Sounds pretty accurate, actually. Although you still won’t find me playing Dungeons & Dragons!😉


I have the strangest desire to be sitting on a beach; somewhere tropical, with clear blue skies, translucent water, golden sand beneath me. A book in one hand and a cocktail in the other.

Unfortunately, there’s so much wrong with that image I don’t even know where to begin!
I hate beaches, sand getting everywhere and making everything all gritty.
Hot sun? I’ll turn into a lobster.
Cocktail? I’d rather an ice-cold bottle of beer.
And I couldn’t sit still for five minutes without getting bored, getting up and wanting to do something. How do people do it? Lay there for hours cooking themselves? How are they not bored?

So I have no idea where this daydream came from. I suspect it isn’t mine so if you’ve lost it, let me know and you an come and pick it up…

Where would I rather be?
I’d like to be wandering the streets of Amsterdam. It houses more historic buildings than any other city in the world and it has one of the largest historic city centres in Europe, consisting of 90 islands linked by 400 bridges.

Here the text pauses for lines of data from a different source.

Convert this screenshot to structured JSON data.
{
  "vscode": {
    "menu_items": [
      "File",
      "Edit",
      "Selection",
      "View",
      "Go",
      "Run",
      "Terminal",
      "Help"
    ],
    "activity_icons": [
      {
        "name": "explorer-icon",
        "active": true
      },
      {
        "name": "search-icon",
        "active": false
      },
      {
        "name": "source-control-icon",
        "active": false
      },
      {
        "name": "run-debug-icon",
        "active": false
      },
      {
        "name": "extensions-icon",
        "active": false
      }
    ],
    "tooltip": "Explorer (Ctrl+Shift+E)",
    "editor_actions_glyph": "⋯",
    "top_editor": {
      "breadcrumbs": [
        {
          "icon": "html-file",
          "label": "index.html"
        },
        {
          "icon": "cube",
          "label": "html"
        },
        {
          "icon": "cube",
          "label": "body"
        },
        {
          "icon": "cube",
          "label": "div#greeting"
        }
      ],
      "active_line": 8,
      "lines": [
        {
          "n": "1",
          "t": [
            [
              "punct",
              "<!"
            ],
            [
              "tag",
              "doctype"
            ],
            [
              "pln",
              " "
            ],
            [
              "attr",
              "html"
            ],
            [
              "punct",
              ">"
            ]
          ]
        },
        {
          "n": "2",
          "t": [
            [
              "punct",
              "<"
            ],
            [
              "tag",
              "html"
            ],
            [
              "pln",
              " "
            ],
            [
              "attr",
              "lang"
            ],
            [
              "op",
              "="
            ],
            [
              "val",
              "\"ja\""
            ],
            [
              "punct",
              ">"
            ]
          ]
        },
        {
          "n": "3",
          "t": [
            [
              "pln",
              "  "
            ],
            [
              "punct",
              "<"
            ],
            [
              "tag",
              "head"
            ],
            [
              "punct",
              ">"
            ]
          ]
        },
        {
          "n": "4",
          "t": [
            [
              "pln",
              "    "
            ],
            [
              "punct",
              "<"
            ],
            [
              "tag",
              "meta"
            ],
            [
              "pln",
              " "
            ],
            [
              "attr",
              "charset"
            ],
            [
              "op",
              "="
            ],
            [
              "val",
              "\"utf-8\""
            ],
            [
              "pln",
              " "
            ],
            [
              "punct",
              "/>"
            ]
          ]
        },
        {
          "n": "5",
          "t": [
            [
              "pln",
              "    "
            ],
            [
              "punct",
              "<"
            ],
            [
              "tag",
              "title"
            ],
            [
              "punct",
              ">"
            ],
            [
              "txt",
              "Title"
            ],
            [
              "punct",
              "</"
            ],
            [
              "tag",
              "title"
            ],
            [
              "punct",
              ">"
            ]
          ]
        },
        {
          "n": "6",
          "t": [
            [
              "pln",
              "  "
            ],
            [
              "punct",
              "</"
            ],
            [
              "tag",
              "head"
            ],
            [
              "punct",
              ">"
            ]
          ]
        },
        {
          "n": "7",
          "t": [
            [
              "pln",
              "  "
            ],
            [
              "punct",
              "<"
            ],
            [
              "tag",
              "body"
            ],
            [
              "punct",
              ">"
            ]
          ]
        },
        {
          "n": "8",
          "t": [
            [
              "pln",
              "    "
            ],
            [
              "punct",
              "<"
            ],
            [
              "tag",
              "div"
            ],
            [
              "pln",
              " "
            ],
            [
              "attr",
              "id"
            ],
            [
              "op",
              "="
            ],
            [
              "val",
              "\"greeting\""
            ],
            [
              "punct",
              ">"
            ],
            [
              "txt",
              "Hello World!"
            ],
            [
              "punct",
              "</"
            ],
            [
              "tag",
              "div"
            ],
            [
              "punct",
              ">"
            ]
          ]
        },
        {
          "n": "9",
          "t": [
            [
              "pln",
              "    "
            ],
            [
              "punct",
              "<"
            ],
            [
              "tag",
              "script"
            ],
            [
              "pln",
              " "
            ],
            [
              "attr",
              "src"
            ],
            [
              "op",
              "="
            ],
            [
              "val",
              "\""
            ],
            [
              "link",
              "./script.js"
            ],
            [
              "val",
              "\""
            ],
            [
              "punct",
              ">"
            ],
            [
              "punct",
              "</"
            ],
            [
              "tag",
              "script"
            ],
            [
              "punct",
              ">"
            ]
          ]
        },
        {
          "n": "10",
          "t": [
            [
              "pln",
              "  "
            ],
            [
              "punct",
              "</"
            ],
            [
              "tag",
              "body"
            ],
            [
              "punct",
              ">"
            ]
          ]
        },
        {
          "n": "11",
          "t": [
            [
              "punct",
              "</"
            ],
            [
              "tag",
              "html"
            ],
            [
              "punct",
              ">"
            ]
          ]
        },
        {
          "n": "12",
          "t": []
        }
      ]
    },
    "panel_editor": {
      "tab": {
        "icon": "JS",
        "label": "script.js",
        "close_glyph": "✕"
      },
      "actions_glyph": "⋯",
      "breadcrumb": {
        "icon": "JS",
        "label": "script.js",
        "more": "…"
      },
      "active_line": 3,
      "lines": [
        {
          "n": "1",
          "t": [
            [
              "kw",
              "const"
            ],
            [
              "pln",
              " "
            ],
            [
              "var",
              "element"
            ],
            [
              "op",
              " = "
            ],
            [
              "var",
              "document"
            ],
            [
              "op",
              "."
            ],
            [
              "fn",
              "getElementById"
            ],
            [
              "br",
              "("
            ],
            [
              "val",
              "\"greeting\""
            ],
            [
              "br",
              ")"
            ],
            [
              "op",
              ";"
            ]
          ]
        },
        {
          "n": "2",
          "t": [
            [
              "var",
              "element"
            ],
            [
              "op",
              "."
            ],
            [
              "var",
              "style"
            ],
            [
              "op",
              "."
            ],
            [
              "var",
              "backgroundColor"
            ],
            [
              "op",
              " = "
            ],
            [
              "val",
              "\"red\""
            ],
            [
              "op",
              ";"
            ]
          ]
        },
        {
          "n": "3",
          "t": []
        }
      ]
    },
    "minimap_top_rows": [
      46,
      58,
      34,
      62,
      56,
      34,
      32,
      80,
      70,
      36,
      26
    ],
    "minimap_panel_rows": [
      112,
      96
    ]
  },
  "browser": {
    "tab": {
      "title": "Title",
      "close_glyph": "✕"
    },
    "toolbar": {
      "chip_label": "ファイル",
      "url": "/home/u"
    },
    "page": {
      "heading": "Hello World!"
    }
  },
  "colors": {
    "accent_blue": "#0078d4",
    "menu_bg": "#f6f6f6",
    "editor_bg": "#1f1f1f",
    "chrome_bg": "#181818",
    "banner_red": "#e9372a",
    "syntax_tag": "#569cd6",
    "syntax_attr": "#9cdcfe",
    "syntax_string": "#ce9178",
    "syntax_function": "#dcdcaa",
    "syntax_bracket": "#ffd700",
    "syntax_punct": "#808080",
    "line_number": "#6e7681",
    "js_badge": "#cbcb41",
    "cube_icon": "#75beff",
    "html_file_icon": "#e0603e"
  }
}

Most of its historic buildings and streets have remained unchanged since the 19th century, due to the fact that there was no major bombing in the city during World War II.

Where am I?
London. I do however have that ice-cold bottle of beer in my hand!.

Choosing the right scen


There are a bewildering array of aromatherapy fragrances to choose from, but it’s to get the hang of picking the one that’s just right for you

Some fragrances will ease you off to sleep, other will help you to wake up in the morning. Some relax you, easing away stress and anxiety; others are revitalising and will gee you up for that important meeting.

Follow your nose

Oils that smell very similar often have very different effects. Lemon is a stimulant, yet lemongrass is a sedative. Rosemary and peppermint on the other hand, smell nothing alike, but both are excellent for fatigue.

Orange, which reminds of us of the sun, produces an oil that will brighten your mood and complexion

Scent and associations

Smell is the most primitive of our senses, and the one that is most closely linked to our memories and emotions.

When we think of our mother’s kitchen or a beautiful day at the seaside, heir smells are often the first thing that springs to mind. We can use these memories when choosing aromas to create specific moods.

Fond memories
As scents are linked to your memories, not everyone will enjoy the same aromas. Lavender is often considered uplifting but if it reminds you of your crotchety old grandmother it is unlikely to relax you!

Luckily, as most conditions can be eased by a number of different oils, there will always be a right one for you

Woody smells that remind us of the outdoors can be helpful in easing away urban stress. Strengthen the association in your mind by burning incense coils in your garden on calm summer evenings

The Magic of Aromatherapy

You can harness the healing and uplifting qualities of plant fragrances to help you relax, unwind and even treat minor ailments

You can find out simply and pleasurably just how beneficial aromatherapy can be by adding a few drops of lavender essential oil to the next bath you take. You will notice the difference immediately. As you smell the relaxing fragrance of the oil surrounding you, its peacefulness and tranquillity will lift your spirits, promote relaxation and soothe stress.

Aromatherapy is the art of healing with ‘essential’ oils – distilled essences that have been extracted from plants. These can be used in massage and inhalation techniques, added to bathroom products such as soap, skin creams, bath gel and shampoo, and also used to create room fragrances.

Aromatherapy also involves the use of incense (in loose,, powdered form or as joss sticks), pot pourri, steam inhalations, scented candles, and fresh flowers. You can use all of the above to raise your mood, treat ailments and improve your sense of wellbeing

How it works

Through the nose
When we smell a fragrance, we take its healing molecules into our bodies. Heating essential oils and burning joss sticks vapourises the oil so that we can breathe in its molecules more easily

Through the skin
Essential oils applied to the skin are absorbed into the bloodstream to take immediate effect